# [PROBLEM TO SOLVE]
Search the entries for the word "Disk". Copy every line that holds it.

# [RECORDS TO PROCESS]

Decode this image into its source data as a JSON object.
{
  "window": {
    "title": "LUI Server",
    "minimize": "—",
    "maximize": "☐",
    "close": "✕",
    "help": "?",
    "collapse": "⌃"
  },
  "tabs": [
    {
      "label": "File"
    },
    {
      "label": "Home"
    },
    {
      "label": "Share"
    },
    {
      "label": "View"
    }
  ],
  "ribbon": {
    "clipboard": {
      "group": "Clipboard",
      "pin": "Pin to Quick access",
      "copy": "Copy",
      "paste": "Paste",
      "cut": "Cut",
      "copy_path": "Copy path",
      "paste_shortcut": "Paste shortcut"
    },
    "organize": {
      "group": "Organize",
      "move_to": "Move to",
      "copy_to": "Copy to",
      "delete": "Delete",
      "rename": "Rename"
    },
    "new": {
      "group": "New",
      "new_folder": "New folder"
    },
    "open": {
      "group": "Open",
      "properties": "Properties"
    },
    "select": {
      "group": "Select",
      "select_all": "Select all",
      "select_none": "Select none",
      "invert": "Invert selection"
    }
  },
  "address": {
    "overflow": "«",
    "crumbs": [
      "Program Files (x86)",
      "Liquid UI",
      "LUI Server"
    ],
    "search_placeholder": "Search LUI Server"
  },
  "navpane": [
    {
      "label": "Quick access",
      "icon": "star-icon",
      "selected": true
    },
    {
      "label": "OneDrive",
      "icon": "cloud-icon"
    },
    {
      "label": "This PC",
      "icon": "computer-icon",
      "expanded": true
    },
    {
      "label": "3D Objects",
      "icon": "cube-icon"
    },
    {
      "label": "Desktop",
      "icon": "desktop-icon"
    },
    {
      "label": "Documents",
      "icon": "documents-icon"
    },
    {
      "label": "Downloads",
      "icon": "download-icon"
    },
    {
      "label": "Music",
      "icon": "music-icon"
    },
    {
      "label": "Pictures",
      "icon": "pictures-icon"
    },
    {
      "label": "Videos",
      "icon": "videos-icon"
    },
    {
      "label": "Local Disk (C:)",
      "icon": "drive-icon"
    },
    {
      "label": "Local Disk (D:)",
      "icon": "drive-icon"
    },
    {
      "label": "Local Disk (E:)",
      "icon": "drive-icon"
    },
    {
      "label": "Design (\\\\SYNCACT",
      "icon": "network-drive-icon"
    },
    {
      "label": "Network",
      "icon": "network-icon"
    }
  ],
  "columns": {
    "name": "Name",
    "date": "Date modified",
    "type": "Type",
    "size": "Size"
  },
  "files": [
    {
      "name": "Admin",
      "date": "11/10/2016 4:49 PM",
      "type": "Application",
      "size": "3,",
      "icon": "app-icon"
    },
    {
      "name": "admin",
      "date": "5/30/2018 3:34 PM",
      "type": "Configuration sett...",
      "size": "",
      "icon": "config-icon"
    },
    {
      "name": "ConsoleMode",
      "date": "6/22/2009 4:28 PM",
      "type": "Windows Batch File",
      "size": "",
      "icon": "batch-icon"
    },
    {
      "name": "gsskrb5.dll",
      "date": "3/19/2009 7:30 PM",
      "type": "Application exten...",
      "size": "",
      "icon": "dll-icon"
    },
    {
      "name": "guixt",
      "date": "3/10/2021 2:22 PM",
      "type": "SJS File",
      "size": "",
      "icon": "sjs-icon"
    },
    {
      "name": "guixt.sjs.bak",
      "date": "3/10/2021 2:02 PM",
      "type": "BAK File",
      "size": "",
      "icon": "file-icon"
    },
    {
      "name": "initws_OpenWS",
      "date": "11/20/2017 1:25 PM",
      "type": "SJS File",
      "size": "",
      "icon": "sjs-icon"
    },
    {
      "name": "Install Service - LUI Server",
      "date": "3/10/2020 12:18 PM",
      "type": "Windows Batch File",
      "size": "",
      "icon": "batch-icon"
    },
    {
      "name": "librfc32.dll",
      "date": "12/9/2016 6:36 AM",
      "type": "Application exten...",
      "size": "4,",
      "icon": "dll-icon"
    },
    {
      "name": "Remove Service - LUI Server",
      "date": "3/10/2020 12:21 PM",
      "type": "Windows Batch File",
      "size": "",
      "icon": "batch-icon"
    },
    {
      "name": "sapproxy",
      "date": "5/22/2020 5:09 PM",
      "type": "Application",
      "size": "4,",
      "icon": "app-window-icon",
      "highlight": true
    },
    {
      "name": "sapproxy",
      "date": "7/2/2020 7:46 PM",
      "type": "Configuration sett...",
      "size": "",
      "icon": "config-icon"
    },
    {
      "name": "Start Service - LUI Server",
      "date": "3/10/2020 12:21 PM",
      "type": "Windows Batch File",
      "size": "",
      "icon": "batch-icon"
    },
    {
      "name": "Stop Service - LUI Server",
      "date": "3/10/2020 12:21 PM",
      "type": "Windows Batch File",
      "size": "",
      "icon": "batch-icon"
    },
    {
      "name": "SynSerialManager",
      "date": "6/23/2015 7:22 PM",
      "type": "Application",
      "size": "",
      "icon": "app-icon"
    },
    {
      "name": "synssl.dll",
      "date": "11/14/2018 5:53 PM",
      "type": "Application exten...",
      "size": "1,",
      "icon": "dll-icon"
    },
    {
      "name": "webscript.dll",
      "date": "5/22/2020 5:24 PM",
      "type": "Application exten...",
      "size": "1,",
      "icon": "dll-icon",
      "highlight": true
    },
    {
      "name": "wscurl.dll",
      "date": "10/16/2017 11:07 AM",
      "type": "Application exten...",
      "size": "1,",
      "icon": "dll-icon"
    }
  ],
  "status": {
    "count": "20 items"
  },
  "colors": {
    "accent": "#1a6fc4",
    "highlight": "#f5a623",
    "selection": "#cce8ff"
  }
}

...

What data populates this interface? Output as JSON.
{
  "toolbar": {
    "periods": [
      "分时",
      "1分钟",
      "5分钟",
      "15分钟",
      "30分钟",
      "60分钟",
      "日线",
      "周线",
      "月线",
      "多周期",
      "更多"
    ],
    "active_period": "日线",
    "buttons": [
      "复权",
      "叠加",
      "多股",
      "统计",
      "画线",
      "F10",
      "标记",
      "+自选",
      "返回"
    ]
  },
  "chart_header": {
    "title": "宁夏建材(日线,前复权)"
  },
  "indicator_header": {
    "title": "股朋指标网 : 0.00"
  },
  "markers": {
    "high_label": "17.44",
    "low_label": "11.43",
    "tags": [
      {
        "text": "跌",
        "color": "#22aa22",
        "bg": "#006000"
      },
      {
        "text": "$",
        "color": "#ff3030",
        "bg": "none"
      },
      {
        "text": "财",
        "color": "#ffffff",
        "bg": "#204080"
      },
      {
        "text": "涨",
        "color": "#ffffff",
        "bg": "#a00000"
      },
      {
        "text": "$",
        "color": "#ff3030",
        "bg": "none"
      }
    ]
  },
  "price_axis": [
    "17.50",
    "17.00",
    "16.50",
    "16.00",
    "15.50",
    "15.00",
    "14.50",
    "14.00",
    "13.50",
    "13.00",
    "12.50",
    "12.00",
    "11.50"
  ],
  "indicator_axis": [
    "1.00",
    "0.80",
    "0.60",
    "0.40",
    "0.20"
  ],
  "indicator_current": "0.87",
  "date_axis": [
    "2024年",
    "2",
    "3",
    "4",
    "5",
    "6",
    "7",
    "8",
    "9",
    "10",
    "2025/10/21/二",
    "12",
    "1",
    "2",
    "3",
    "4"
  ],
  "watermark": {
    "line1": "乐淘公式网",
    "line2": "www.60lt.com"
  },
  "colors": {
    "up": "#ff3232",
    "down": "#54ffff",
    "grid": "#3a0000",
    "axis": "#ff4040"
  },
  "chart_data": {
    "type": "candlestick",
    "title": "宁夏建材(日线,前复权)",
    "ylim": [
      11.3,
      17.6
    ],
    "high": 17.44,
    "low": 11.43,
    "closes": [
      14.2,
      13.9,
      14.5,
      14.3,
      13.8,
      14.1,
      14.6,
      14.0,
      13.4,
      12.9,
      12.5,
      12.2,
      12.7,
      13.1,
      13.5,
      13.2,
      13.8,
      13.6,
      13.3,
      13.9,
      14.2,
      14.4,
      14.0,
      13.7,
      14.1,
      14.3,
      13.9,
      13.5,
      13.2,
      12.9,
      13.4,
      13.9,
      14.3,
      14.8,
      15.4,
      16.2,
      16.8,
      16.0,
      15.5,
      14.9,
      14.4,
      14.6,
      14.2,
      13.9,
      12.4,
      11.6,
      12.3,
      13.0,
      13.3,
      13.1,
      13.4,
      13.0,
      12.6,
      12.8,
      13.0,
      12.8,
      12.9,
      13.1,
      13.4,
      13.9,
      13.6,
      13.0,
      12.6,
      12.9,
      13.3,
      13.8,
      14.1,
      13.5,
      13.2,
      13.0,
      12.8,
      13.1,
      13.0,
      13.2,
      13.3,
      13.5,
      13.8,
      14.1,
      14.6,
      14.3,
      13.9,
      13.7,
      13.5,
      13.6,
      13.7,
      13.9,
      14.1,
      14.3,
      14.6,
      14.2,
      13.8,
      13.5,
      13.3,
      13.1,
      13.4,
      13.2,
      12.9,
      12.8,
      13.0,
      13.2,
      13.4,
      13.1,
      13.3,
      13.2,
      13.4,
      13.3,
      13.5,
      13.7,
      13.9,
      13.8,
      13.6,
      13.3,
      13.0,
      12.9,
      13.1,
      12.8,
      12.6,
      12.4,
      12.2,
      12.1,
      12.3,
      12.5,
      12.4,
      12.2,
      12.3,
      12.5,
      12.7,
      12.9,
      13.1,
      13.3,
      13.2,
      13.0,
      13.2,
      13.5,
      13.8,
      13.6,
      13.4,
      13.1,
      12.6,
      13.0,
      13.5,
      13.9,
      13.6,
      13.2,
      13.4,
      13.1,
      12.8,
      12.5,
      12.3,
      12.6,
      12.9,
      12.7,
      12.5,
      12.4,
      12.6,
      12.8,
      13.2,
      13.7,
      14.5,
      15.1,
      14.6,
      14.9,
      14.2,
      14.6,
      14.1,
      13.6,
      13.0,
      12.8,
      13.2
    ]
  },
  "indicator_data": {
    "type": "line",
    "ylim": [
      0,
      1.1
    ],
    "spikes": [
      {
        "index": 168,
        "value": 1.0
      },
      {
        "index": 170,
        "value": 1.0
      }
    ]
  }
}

# [RESULT FOR THIS EXERCISE]
      "label": "Local Disk (C:)",
      "label": "Local Disk (D:)",
      "label": "Local Disk (E:)",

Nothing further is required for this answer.